Videos on Teaching Matters


Crisis Contemplation: Healing the Wounded Village with Barbara A. Holmes

We are tasked with teaching while being under siege. We are teaching persons who are living under siege. This inspirational conversation frames the need for teachers to learn communal strategies of survival which may have been previously abandoned or never learned. Learning to leap away from conformity might require teaching as the act of dreamers, conjurers, time travelers, and pilgrims. What if the vision for a new paradigm of education espoused education for everyone? What does it mean to teach what we do not know but what we have glimpsed? How do we keep job obligations from dampening our teaching and truncating our imaginations? How do we push through the fear to risk new paradigms for communal teaching?

Dr. Barbara A. Holmes
Faculty and Author for the Center for Action and Contemplation Living School
President Emerita with United Theological Seminary of the Twin Lakes

After Whiteness: An Education in Belonging with Dr. Willie James Jennings

This conversation, dappled with Dr. Jennings’ readings of original poetry and prose, examines the destitution of faculty when the only legitimate expression of scholarship is to perform the values of being a white, self-sufficient, and male. Individualism, competition, and arcane merit standards have fundamentally distorted theological education. Jennings asserts that the generative aim of education ought to be belonging. He challenges us to muster the courage and creativity for the discovery of our genuine contributions to the production of knowledge. Without this risk we fail our students and one another. What is the collective sound of your faculty? When the faculty plays together – what is original tune? In what kinds of improvisation does your faculty revel? How does the music of the faculty inspire students to join in?

Dr. Willie James Jennings
Associate Professor of Systematic Theology and African Studies
Yale Divinity School

Conversations on Teaching and Spirituality – Episode Three: Sustaining the Genuine

Series One: Episode 3 of 3: Sustaining the Genuine
What are the practices which might assist us as we endeavor to still ourselves to sustain the genuine? Who are the trusted people who we rely upon? What role does the body play in sustaining the sound of the genuine, the feeling of the genuine, the experience of the genuine? 

Dr. Amy G. Oden
Adjunct Professor of Early Church History and Spirituality
Independent Scholar

Rev. Dr. Shively T. J. Smith
Assistant Professor of New Testament
Boston University School of Theology

Seasons of a Teaching Career Episode Three: Creativity, Imagination, and Fears: Becoming a Generative Scholar

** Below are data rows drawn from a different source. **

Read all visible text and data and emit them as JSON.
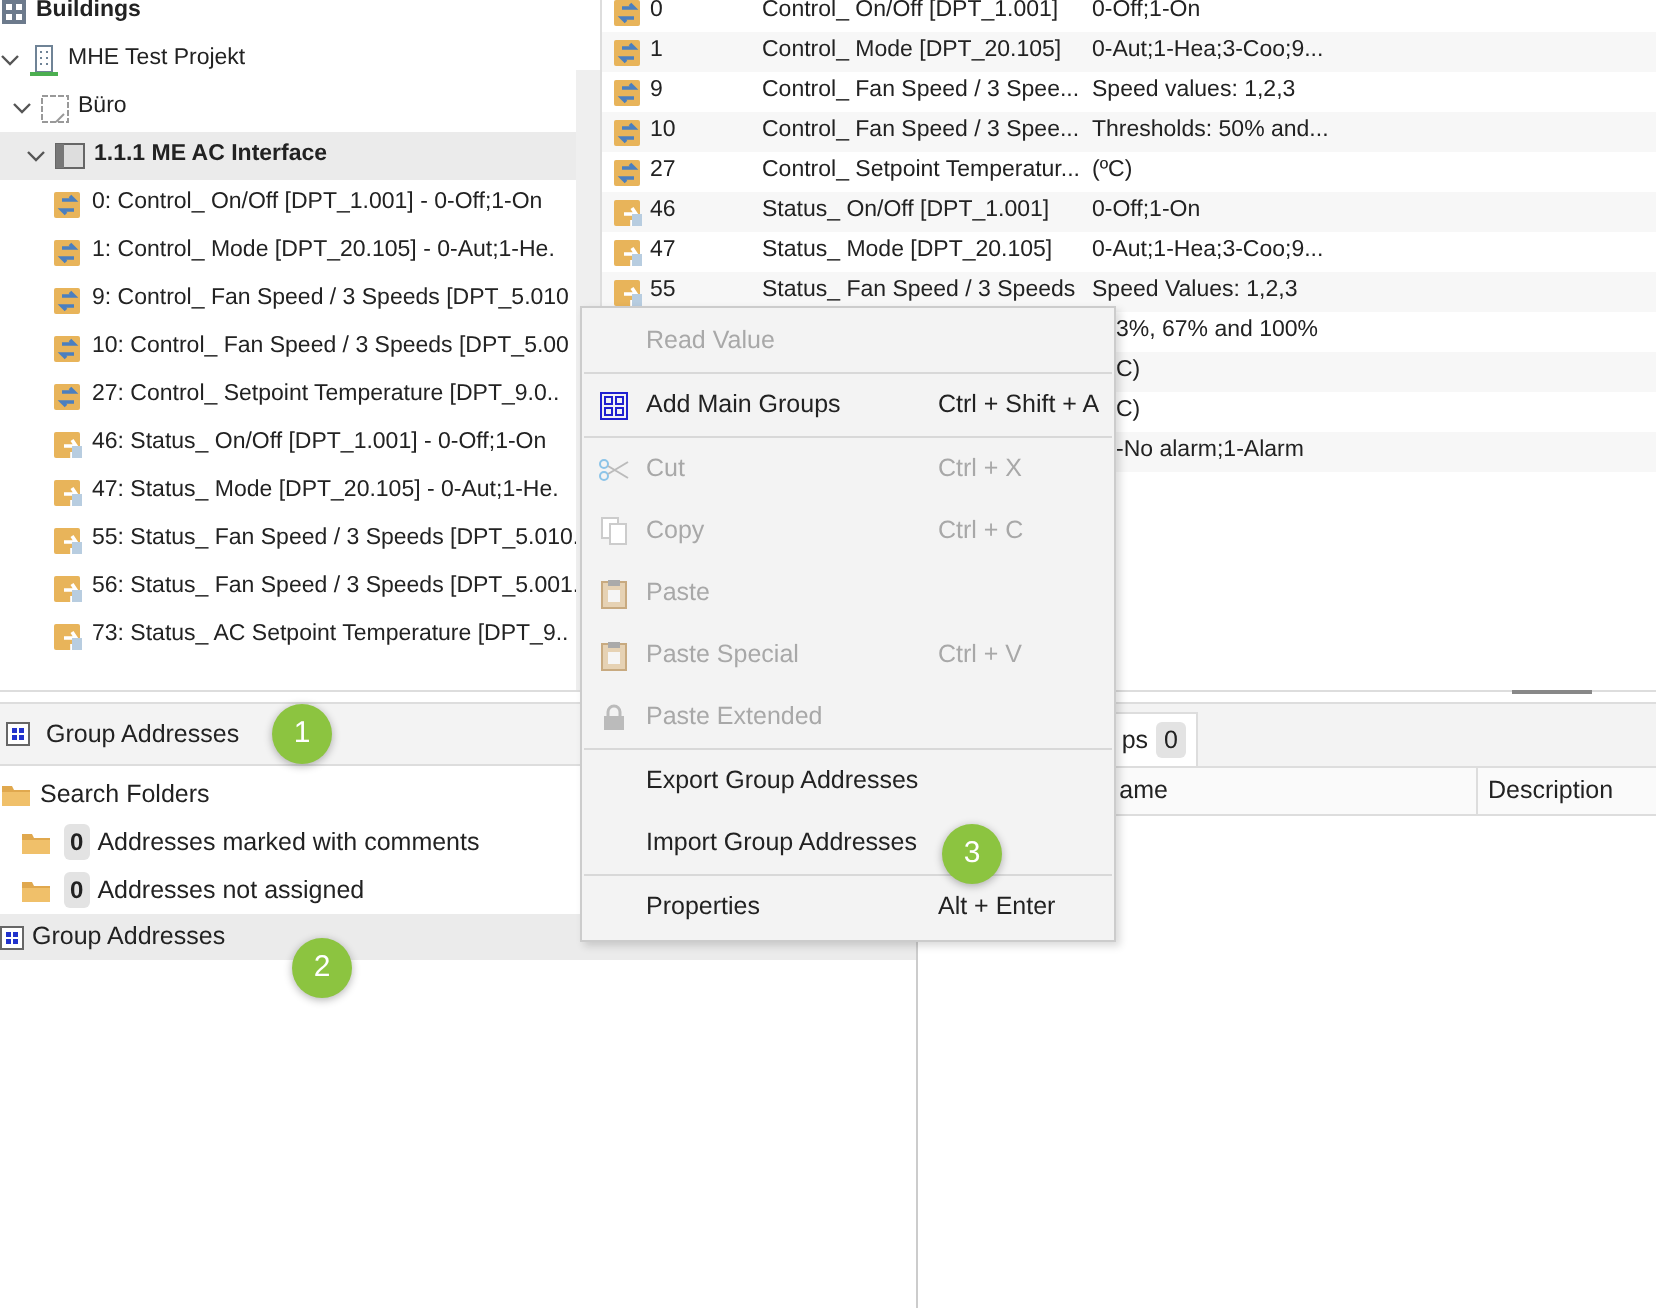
{
  "buildings_tree": {
    "label": "Buildings",
    "kind": "root",
    "children": [
      {
        "label": "MHE Test Projekt",
        "kind": "project",
        "expanded": true,
        "selected": false,
        "children": [
          {
            "label": "Büro",
            "kind": "room",
            "expanded": true,
            "selected": false,
            "children": [
              {
                "label": "1.1.1 ME AC Interface",
                "kind": "device",
                "expanded": true,
                "selected": true,
                "children": [
                  {
                    "label": "0: Control_ On/Off [DPT_1.001] - 0-Off;1-On",
                    "kind": "control",
                    "selected": false
                  },
                  {
                    "label": "1: Control_ Mode [DPT_20.105] - 0-Aut;1-He.",
                    "kind": "control",
                    "selected": false
                  },
                  {
                    "label": "9: Control_ Fan Speed / 3 Speeds [DPT_5.010",
                    "kind": "control",
                    "selected": false
                  },
                  {
                    "label": "10: Control_ Fan Speed / 3 Speeds [DPT_5.00",
                    "kind": "control",
                    "selected": false
                  },
                  {
                    "label": "27: Control_ Setpoint Temperature [DPT_9.0..",
                    "kind": "control",
                    "selected": false
                  },
                  {
                    "label": "46: Status_ On/Off [DPT_1.001] - 0-Off;1-On",
                    "kind": "status",
                    "selected": false
                  },
                  {
                    "label": "47: Status_ Mode [DPT_20.105] - 0-Aut;1-He.",
                    "kind": "status",
                    "selected": false
                  },
                  {
                    "label": "55: Status_ Fan Speed / 3 Speeds [DPT_5.010.",
                    "kind": "status",
                    "selected": false
                  },
                  {
                    "label": "56: Status_ Fan Speed / 3 Speeds [DPT_5.001.",
                    "kind": "status",
                    "selected": false
                  },
                  {
                    "label": "73: Status_ AC Setpoint Temperature [DPT_9..",
                    "kind": "status",
                    "selected": false
                  }
                ]
              }
            ]
          }
        ]
      }
    ]
  },
  "objects_table": {
    "rows": [
      {
        "kind": "control",
        "number": "0",
        "name": "Control_ On/Off [DPT_1.001]",
        "description": "0-Off;1-On"
      },
      {
        "kind": "control",
        "number": "1",
        "name": "Control_ Mode [DPT_20.105]",
        "description": "0-Aut;1-Hea;3-Coo;9..."
      },
      {
        "kind": "control",
        "number": "9",
        "name": "Control_ Fan Speed / 3 Spee...",
        "description": "Speed values: 1,2,3"
      },
      {
        "kind": "control",
        "number": "10",
        "name": "Control_ Fan Speed / 3 Spee...",
        "description": "Thresholds: 50% and..."
      },
      {
        "kind": "control",
        "number": "27",
        "name": "Control_ Setpoint Temperatur...",
        "description": "(ºC)"
      },
      {
        "kind": "status",
        "number": "46",
        "name": "Status_ On/Off [DPT_1.001]",
        "description": "0-Off;1-On"
      },
      {
        "kind": "status",
        "number": "47",
        "name": "Status_ Mode [DPT_20.105]",
        "description": "0-Aut;1-Hea;3-Coo;9..."
      },
      {
        "kind": "status",
        "number": "55",
        "name": "Status_ Fan Speed / 3 Speeds",
        "description": "Speed Values: 1,2,3"
      },
      {
        "kind": "covered",
        "description": "3%, 67% and 100%"
      },
      {
        "kind": "covered",
        "description": "C)"
      },
      {
        "kind": "covered",
        "description": "C)"
      },
      {
        "kind": "covered",
        "description": "-No alarm;1-Alarm"
      }
    ]
  },
  "group_addresses_panel": {
    "title": "Group Addresses",
    "badge": "1",
    "items": [
      {
        "label": "Search Folders",
        "kind": "folder-root",
        "selected": false
      },
      {
        "label": "Addresses marked with comments",
        "count": "0",
        "kind": "folder",
        "selected": false
      },
      {
        "label": "Addresses not assigned",
        "count": "0",
        "kind": "folder",
        "selected": false
      },
      {
        "label": "Group Addresses",
        "kind": "groups",
        "selected": true,
        "badge": "2"
      }
    ]
  },
  "details_panel": {
    "tab": {
      "label": "ps",
      "count": "0",
      "selected": true
    },
    "columns": [
      "ame",
      "Description"
    ]
  },
  "context_menu": {
    "items": [
      {
        "kind": "read",
        "label": "Read Value",
        "disabled": true
      },
      {
        "kind": "separator"
      },
      {
        "kind": "add",
        "label": "Add Main Groups",
        "shortcut": "Ctrl + Shift + A",
        "disabled": false
      },
      {
        "kind": "separator"
      },
      {
        "kind": "cut",
        "label": "Cut",
        "shortcut": "Ctrl + X",
        "disabled": true
      },
      {
        "kind": "copy",
        "label": "Copy",
        "shortcut": "Ctrl + C",
        "disabled": true
      },
      {
        "kind": "paste",
        "label": "Paste",
        "disabled": true
      },
      {
        "kind": "paste",
        "label": "Paste Special",
        "shortcut": "Ctrl + V",
        "disabled": true
      },
      {
        "kind": "extended",
        "label": "Paste Extended",
        "disabled": true
      },
      {
        "kind": "separator"
      },
      {
        "kind": "export",
        "label": "Export Group Addresses",
        "disabled": false
      },
      {
        "kind": "import",
        "label": "Import Group Addresses",
        "disabled": false,
        "badge": "3"
      },
      {
        "kind": "separator"
      },
      {
        "kind": "properties",
        "label": "Properties",
        "shortcut": "Alt + Enter",
        "disabled": false
      }
    ]
  }
}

Series One: Episode 3 of 3:
It takes time to unfurl from the processes of a doctoral program and lower the anxieties created in a job search. Now that you are an early career colleague, in what ways might you decompress and create strategies for bringing your genuine voice into your classroom? What does it take to shed the impulse of conformity and work for your own distinctive generativity? In aspiring for a lifelong teaching career, who might be your mentors, conversation partners, and guides? Rather than reduce teaching to perfunctory tasks, what does it mean to develop the artistry of teaching? As an early career scholar, what does it mean to live into your own imagination, creativity, and courage for teaching?

Dr. Leah Payne
Portland Seminary, George Fox University

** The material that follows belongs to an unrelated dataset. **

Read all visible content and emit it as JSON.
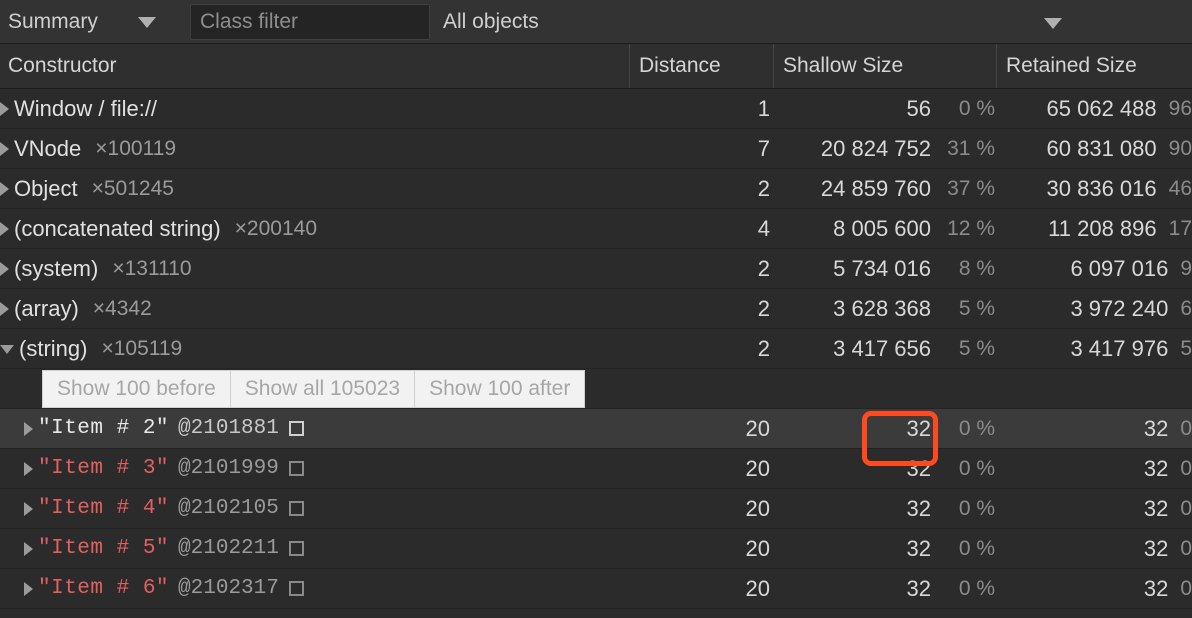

Dr. Roger Nam
Candler School of Theology, Emory University

Dr. Nancy Lynne Westfield
Wabash Center of Teaching and Learning in Theology and Religion

• If racism is so pervasive as to be like “smog in the air” (Dr. Beverly Daniel Tatum) – how do we identify acts of racism?
• What does it mean to be complicit with racism?
• What kind of listening is needed to become anti-racist?
• Is there such-a-thing as “microaggression?”

Dialogue On Teaching, Controversy of Thought

What does it mean when scholars of religion are forbidden from teaching about racism? Who is harmed and what problems are created when sophisticated and common-sense approaches to race are part of the curricular experience? In what new ways is tenure necessary for scholars who risk teaching critical race theory? Dr. Finley’s work on whiteness is sparking controversy in and beyond his Louisiana State University classroom. As a scholar of religion, what preparation is needed for the moments our work spills-over into the larger society and provokes social discourse with the potential to catalyze social change? Scholar, who told you that you could think freely, think boldly, and think imaginatively? What is it to garner the courage to do the scholarly work our souls must have?

Dr. Stephen C. Finley
Associate Professor
Department of African & African American Studies
Department of Philosophy & Religious Studies
Louisiana State University

Dr. Nancy Lynne Westfield
Wabash Center of Teaching and Learning in Theology and Religion